WORK REQUEST => Restate all the entries exactly as they appear, apart from the pictures.

DATASET CONTENT =>
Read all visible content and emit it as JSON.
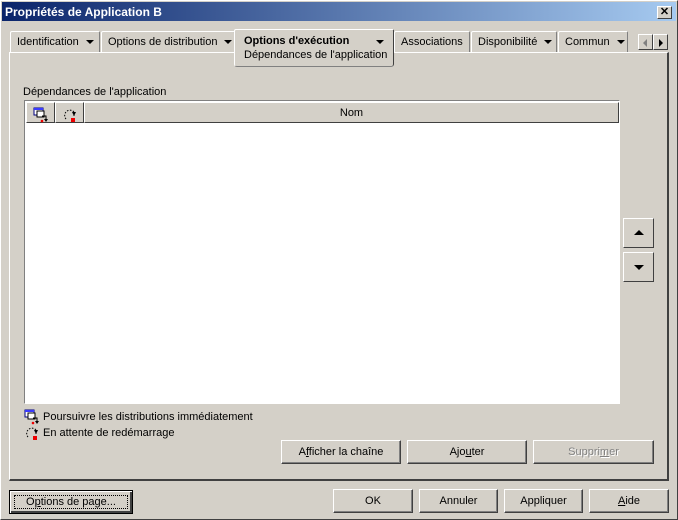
{
  "window": {
    "title": "Propriétés de Application B",
    "close_icon": "close-icon"
  },
  "tabs": [
    {
      "label": "Identification",
      "has_dropdown": true
    },
    {
      "label": "Options de distribution",
      "has_dropdown": true
    },
    {
      "label": "Options d'exécution",
      "has_dropdown": true,
      "active": true,
      "subpage": "Dépendances de l'application"
    },
    {
      "label": "Associations",
      "has_dropdown": false
    },
    {
      "label": "Disponibilité",
      "has_dropdown": true
    },
    {
      "label": "Commun",
      "has_dropdown": true
    }
  ],
  "tab_scroll": {
    "left_icon": "arrow-left-icon",
    "right_icon": "arrow-right-icon",
    "left_enabled": false,
    "right_enabled": true
  },
  "dependencies": {
    "label": "Dépendances de l'application",
    "columns": [
      {
        "icon": "continue-distribution-icon",
        "label": ""
      },
      {
        "icon": "wait-reboot-icon",
        "label": ""
      },
      {
        "label": "Nom"
      }
    ],
    "rows": []
  },
  "move_buttons": {
    "up_icon": "arrow-up-icon",
    "down_icon": "arrow-down-icon"
  },
  "legend": [
    {
      "icon": "continue-distribution-icon",
      "label": "Poursuivre les distributions immédiatement"
    },
    {
      "icon": "wait-reboot-icon",
      "label": "En attente de redémarrage"
    }
  ],
  "actions": {
    "show_chain": {
      "pre": "A",
      "u": "f",
      "post": "ficher la chaîne"
    },
    "add": {
      "pre": "Ajo",
      "u": "u",
      "post": "ter"
    },
    "remove": {
      "pre": "Suppri",
      "u": "m",
      "post": "er",
      "disabled": true
    }
  },
  "footer": {
    "page_options": {
      "pre": "O",
      "u": "p",
      "post": "tions de page..."
    },
    "ok": "OK",
    "cancel": "Annuler",
    "apply": "Appliquer",
    "help": {
      "pre": "",
      "u": "A",
      "post": "ide"
    }
  }
}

WRITTEN SOLUTION =>
Read all visible content and emit it as JSON.
{
  "window": {
    "title": "Propriétés de Application B",
    "close_icon": "close-icon"
  },
  "tabs": [
    {
      "label": "Identification",
      "has_dropdown": true
    },
    {
      "label": "Options de distribution",
      "has_dropdown": true
    },
    {
      "label": "Options d'exécution",
      "has_dropdown": true,
      "active": true,
      "subpage": "Dépendances de l'application"
    },
    {
      "label": "Associations",
      "has_dropdown": false
    },
    {
      "label": "Disponibilité",
      "has_dropdown": true
    },
    {
      "label": "Commun",
      "has_dropdown": true
    }
  ],
  "tab_scroll": {
    "left_icon": "arrow-left-icon",
    "right_icon": "arrow-right-icon",
    "left_enabled": false,
    "right_enabled": true
  },
  "dependencies": {
    "label": "Dépendances de l'application",
    "columns": [
      {
        "icon": "continue-distribution-icon",
        "label": ""
      },
      {
        "icon": "wait-reboot-icon",
        "label": ""
      },
      {
        "label": "Nom"
      }
    ],
    "rows": []
  },
  "move_buttons": {
    "up_icon": "arrow-up-icon",
    "down_icon": "arrow-down-icon"
  },
  "legend": [
    {
      "icon": "continue-distribution-icon",
      "label": "Poursuivre les distributions immédiatement"
    },
    {
      "icon": "wait-reboot-icon",
      "label": "En attente de redémarrage"
    }
  ],
  "actions": {
    "show_chain": {
      "pre": "A",
      "u": "f",
      "post": "ficher la chaîne"
    },
    "add": {
      "pre": "Ajo",
      "u": "u",
      "post": "ter"
    },
    "remove": {
      "pre": "Suppri",
      "u": "m",
      "post": "er",
      "disabled": true
    }
  },
  "footer": {
    "page_options": {
      "pre": "O",
      "u": "p",
      "post": "tions de page..."
    },
    "ok": "OK",
    "cancel": "Annuler",
    "apply": "Appliquer",
    "help": {
      "pre": "",
      "u": "A",
      "post": "ide"
    }
  }
}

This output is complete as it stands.